A 2008 review of cognitive enrichment therapies (strategies to slow or reverse cognitive decline) concluded that “physical activity, and aerobic exercise in particular, enhances older adults’ cognitive function”.
In mice, exercise improves cognitive functioning via improvement of hippocampus-dependent spatial learning, and enhancement of synaptic plasticity and neurogenesis. In addition, physical activity has been shown to be neuroprotective in many neurodegenerative and neuromuscular diseases. For instance, it reduces the risk of developing dementia. Furthermore, anecdotal evidence suggests that frequent exercise may reverse alcohol-induced brain damage.
There are several possibilities for why exercise is beneficial for the brain. Examples are as follows:
Increasing the blood and oxygen flow to the brain
Increasing growth factors that help create new nerve cells and promote synaptic plasticity
Increasing chemicals in the brain that help cognition, such as dopamine, glutamate, norepinephrine, and serotonin

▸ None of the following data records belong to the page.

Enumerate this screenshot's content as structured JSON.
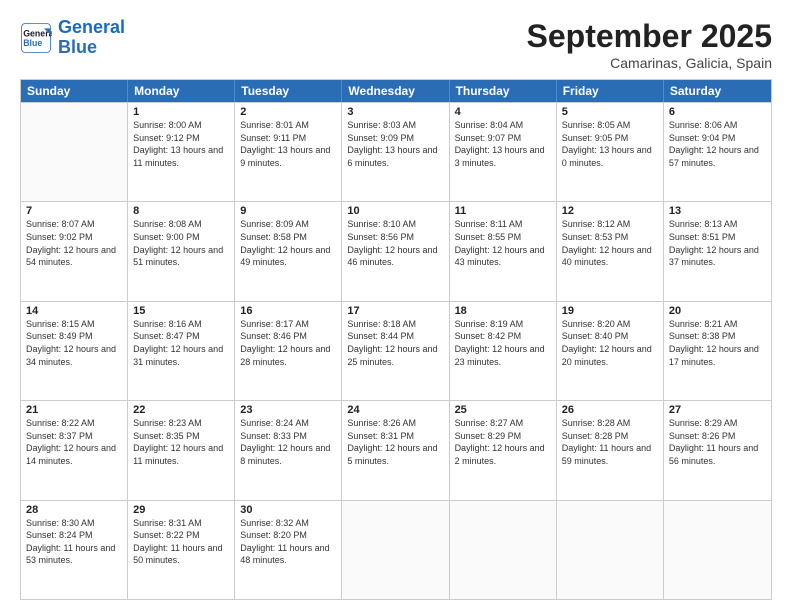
{
  "logo": {
    "line1": "General",
    "line2": "Blue"
  },
  "title": "September 2025",
  "location": "Camarinas, Galicia, Spain",
  "weekdays": [
    "Sunday",
    "Monday",
    "Tuesday",
    "Wednesday",
    "Thursday",
    "Friday",
    "Saturday"
  ],
  "weeks": [
    [
      {
        "day": "",
        "sunrise": "",
        "sunset": "",
        "daylight": ""
      },
      {
        "day": "1",
        "sunrise": "Sunrise: 8:00 AM",
        "sunset": "Sunset: 9:12 PM",
        "daylight": "Daylight: 13 hours and 11 minutes."
      },
      {
        "day": "2",
        "sunrise": "Sunrise: 8:01 AM",
        "sunset": "Sunset: 9:11 PM",
        "daylight": "Daylight: 13 hours and 9 minutes."
      },
      {
        "day": "3",
        "sunrise": "Sunrise: 8:03 AM",
        "sunset": "Sunset: 9:09 PM",
        "daylight": "Daylight: 13 hours and 6 minutes."
      },
      {
        "day": "4",
        "sunrise": "Sunrise: 8:04 AM",
        "sunset": "Sunset: 9:07 PM",
        "daylight": "Daylight: 13 hours and 3 minutes."
      },
      {
        "day": "5",
        "sunrise": "Sunrise: 8:05 AM",
        "sunset": "Sunset: 9:05 PM",
        "daylight": "Daylight: 13 hours and 0 minutes."
      },
      {
        "day": "6",
        "sunrise": "Sunrise: 8:06 AM",
        "sunset": "Sunset: 9:04 PM",
        "daylight": "Daylight: 12 hours and 57 minutes."
      }
    ],
    [
      {
        "day": "7",
        "sunrise": "Sunrise: 8:07 AM",
        "sunset": "Sunset: 9:02 PM",
        "daylight": "Daylight: 12 hours and 54 minutes."
      },
      {
        "day": "8",
        "sunrise": "Sunrise: 8:08 AM",
        "sunset": "Sunset: 9:00 PM",
        "daylight": "Daylight: 12 hours and 51 minutes."
      },
      {
        "day": "9",
        "sunrise": "Sunrise: 8:09 AM",
        "sunset": "Sunset: 8:58 PM",
        "daylight": "Daylight: 12 hours and 49 minutes."
      },
      {
        "day": "10",
        "sunrise": "Sunrise: 8:10 AM",
        "sunset": "Sunset: 8:56 PM",
        "daylight": "Daylight: 12 hours and 46 minutes."
      },
      {
        "day": "11",
        "sunrise": "Sunrise: 8:11 AM",
        "sunset": "Sunset: 8:55 PM",
        "daylight": "Daylight: 12 hours and 43 minutes."
      },
      {
        "day": "12",
        "sunrise": "Sunrise: 8:12 AM",
        "sunset": "Sunset: 8:53 PM",
        "daylight": "Daylight: 12 hours and 40 minutes."
      },
      {
        "day": "13",
        "sunrise": "Sunrise: 8:13 AM",
        "sunset": "Sunset: 8:51 PM",
        "daylight": "Daylight: 12 hours and 37 minutes."
      }
    ],
    [
      {
        "day": "14",
        "sunrise": "Sunrise: 8:15 AM",
        "sunset": "Sunset: 8:49 PM",
        "daylight": "Daylight: 12 hours and 34 minutes."
      },
      {
        "day": "15",
        "sunrise": "Sunrise: 8:16 AM",
        "sunset": "Sunset: 8:47 PM",
        "daylight": "Daylight: 12 hours and 31 minutes."
      },
      {
        "day": "16",
        "sunrise": "Sunrise: 8:17 AM",
        "sunset": "Sunset: 8:46 PM",
        "daylight": "Daylight: 12 hours and 28 minutes."
      },
      {
        "day": "17",
        "sunrise": "Sunrise: 8:18 AM",
        "sunset": "Sunset: 8:44 PM",
        "daylight": "Daylight: 12 hours and 25 minutes."
      },
      {
        "day": "18",
        "sunrise": "Sunrise: 8:19 AM",
        "sunset": "Sunset: 8:42 PM",
        "daylight": "Daylight: 12 hours and 23 minutes."
      },
      {
        "day": "19",
        "sunrise": "Sunrise: 8:20 AM",
        "sunset": "Sunset: 8:40 PM",
        "daylight": "Daylight: 12 hours and 20 minutes."
      },
      {
        "day": "20",
        "sunrise": "Sunrise: 8:21 AM",
        "sunset": "Sunset: 8:38 PM",
        "daylight": "Daylight: 12 hours and 17 minutes."
      }
    ],
    [
      {
        "day": "21",
        "sunrise": "Sunrise: 8:22 AM",
        "sunset": "Sunset: 8:37 PM",
        "daylight": "Daylight: 12 hours and 14 minutes."
      },
      {
        "day": "22",
        "sunrise": "Sunrise: 8:23 AM",
        "sunset": "Sunset: 8:35 PM",
        "daylight": "Daylight: 12 hours and 11 minutes."
      },
      {
        "day": "23",
        "sunrise": "Sunrise: 8:24 AM",
        "sunset": "Sunset: 8:33 PM",
        "daylight": "Daylight: 12 hours and 8 minutes."
      },
      {
        "day": "24",
        "sunrise": "Sunrise: 8:26 AM",
        "sunset": "Sunset: 8:31 PM",
        "daylight": "Daylight: 12 hours and 5 minutes."
      },
      {
        "day": "25",
        "sunrise": "Sunrise: 8:27 AM",
        "sunset": "Sunset: 8:29 PM",
        "daylight": "Daylight: 12 hours and 2 minutes."
      },
      {
        "day": "26",
        "sunrise": "Sunrise: 8:28 AM",
        "sunset": "Sunset: 8:28 PM",
        "daylight": "Daylight: 11 hours and 59 minutes."
      },
      {
        "day": "27",
        "sunrise": "Sunrise: 8:29 AM",
        "sunset": "Sunset: 8:26 PM",
        "daylight": "Daylight: 11 hours and 56 minutes."
      }
    ],
    [
      {
        "day": "28",
        "sunrise": "Sunrise: 8:30 AM",
        "sunset": "Sunset: 8:24 PM",
        "daylight": "Daylight: 11 hours and 53 minutes."
      },
      {
        "day": "29",
        "sunrise": "Sunrise: 8:31 AM",
        "sunset": "Sunset: 8:22 PM",
        "daylight": "Daylight: 11 hours and 50 minutes."
      },
      {
        "day": "30",
        "sunrise": "Sunrise: 8:32 AM",
        "sunset": "Sunset: 8:20 PM",
        "daylight": "Daylight: 11 hours and 48 minutes."
      },
      {
        "day": "",
        "sunrise": "",
        "sunset": "",
        "daylight": ""
      },
      {
        "day": "",
        "sunrise": "",
        "sunset": "",
        "daylight": ""
      },
      {
        "day": "",
        "sunrise": "",
        "sunset": "",
        "daylight": ""
      },
      {
        "day": "",
        "sunrise": "",
        "sunset": "",
        "daylight": ""
      }
    ]
  ]
}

Physical activity is thought to have other beneficial effects related to cognition as it increases levels of nerve growth factors, which support the survival and growth of a number of neuronal cells.